Cricket Business : England Cricket Board targeting £10million Unilever sponsorship for The Hundred

Due to the Covid-19 pandemic, the England & Wales Cricket Board (ECB) had to postpone the much hyped first season of The Hundred this year. But the English board is committed to hold the season in 2021 even if it has to be conducted closed doors. The good news for the ECB is that they are almost on verge of closure of large sponsorship deal with Unilever for the Hundred. According to a report by The Mail, sponsorship talks are in advanced stage with Unilever and the deal size is as large as £10million (97 Crore) per annum.

As per the deal understanding, all portfolio companies of Unilever will leverage the sponsorship asset and the Hundred will be endorsed by a number of the multinational manufacturer’s best-known products, including Wall’s ice-cream, Sure deodorant and Persil washing powder.

The deal according to the report will be for five years starting next year with the first edition of The Hundred.
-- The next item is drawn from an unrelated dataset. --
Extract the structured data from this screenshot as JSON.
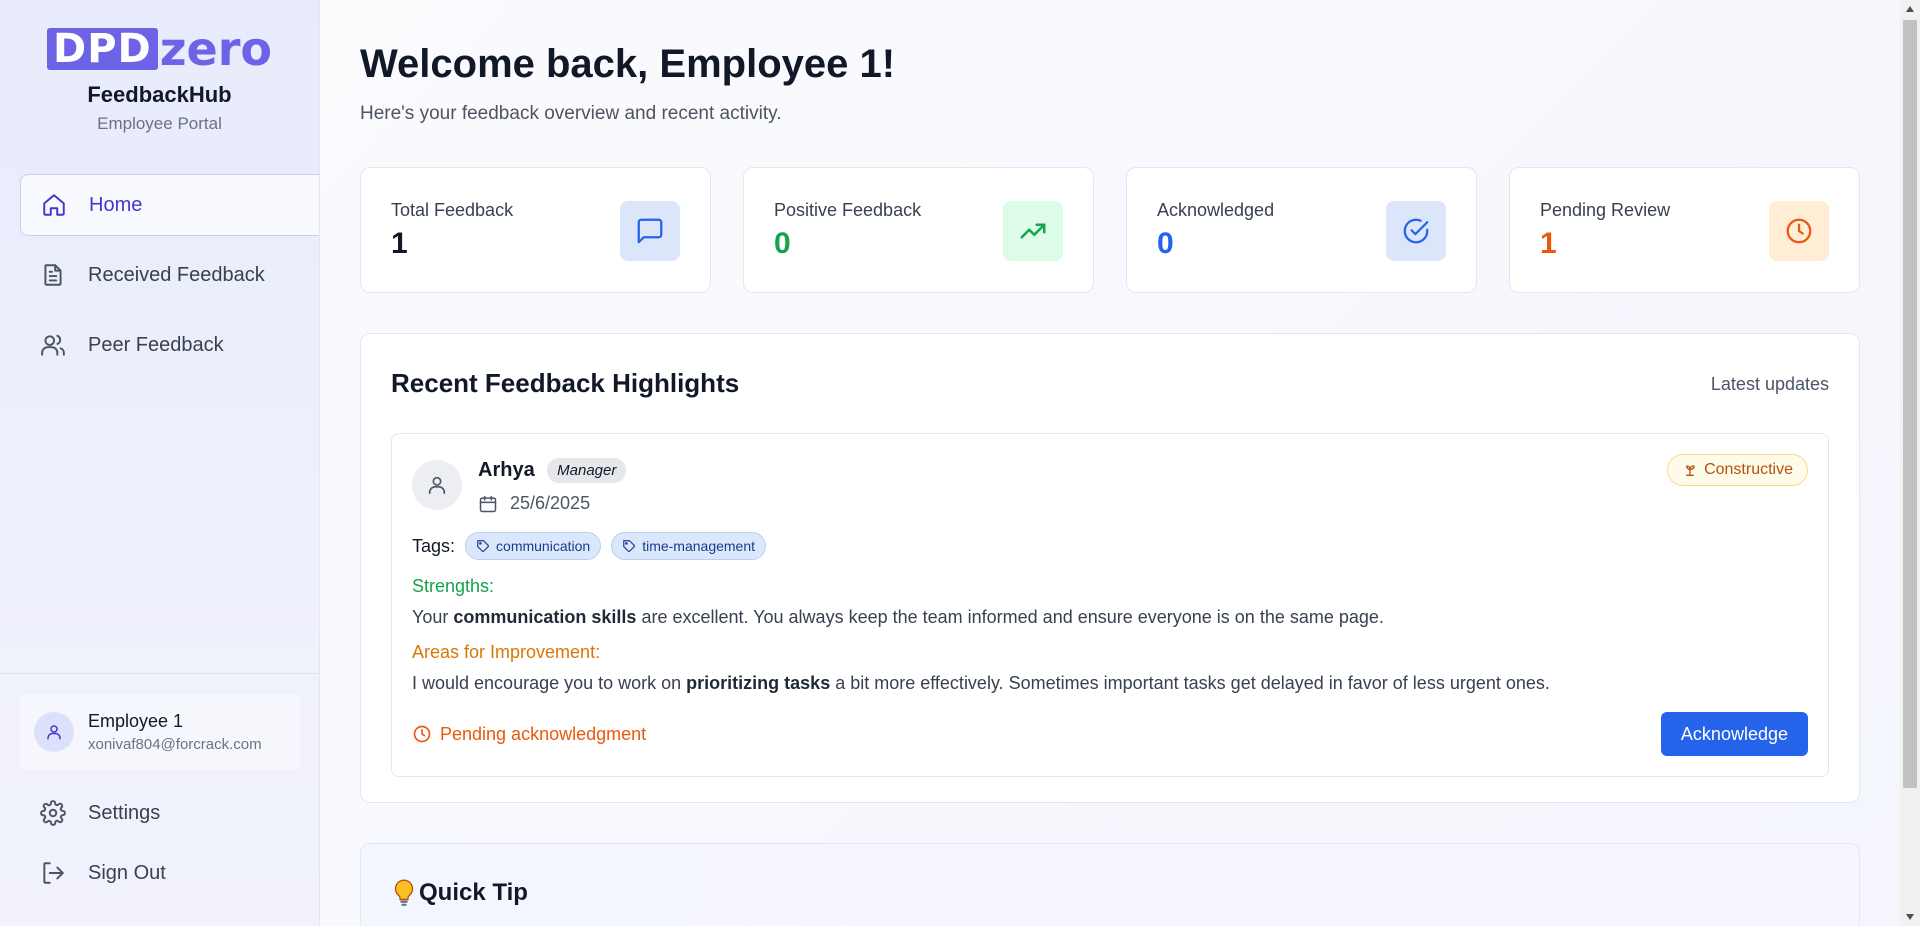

The ECB’s finances are under pressure as they are expecting to lose over £100m this summer. Even the ongoing series against Pakistan has been played without the Title Sponsor in place. So confirmation of ongoing commercial interest will come as a major relief for the English Board.

Cricket Business : ECB are looking for sponsorship deals ahead of the Hundred which is to take place next year
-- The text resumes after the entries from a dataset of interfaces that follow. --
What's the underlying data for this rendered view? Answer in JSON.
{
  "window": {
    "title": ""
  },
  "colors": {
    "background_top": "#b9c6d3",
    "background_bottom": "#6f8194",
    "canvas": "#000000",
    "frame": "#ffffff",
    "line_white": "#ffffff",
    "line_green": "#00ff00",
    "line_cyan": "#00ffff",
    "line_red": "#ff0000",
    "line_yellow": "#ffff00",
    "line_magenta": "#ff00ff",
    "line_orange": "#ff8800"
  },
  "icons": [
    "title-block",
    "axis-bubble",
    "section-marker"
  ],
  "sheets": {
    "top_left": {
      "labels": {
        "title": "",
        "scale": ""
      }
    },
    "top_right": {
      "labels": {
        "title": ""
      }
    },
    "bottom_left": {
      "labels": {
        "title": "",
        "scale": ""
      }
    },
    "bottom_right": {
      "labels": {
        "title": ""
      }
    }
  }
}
The first edition of the Hundred is now expected to take place in July 2021. The Hundred, the ECB’s brainchild, was created as an eight-team 100-ball competition, which has been meant for a new audience comprising mainly women, children, families, which really had not come to cricket. The ECB believes the Hundred has the potential to create millions in revenue which in turn would be utilized to help develop the grassroots game in England.

While franchises being privately owned is par for the course in some short-form leagues, including in the Indian Premier League, The Hundred had been set up to be self-sustaining, with the competition in its entirety, including all the teams, being owned and run centrally by the ECB, a similar model to that employed by the Big Bash League in Australia.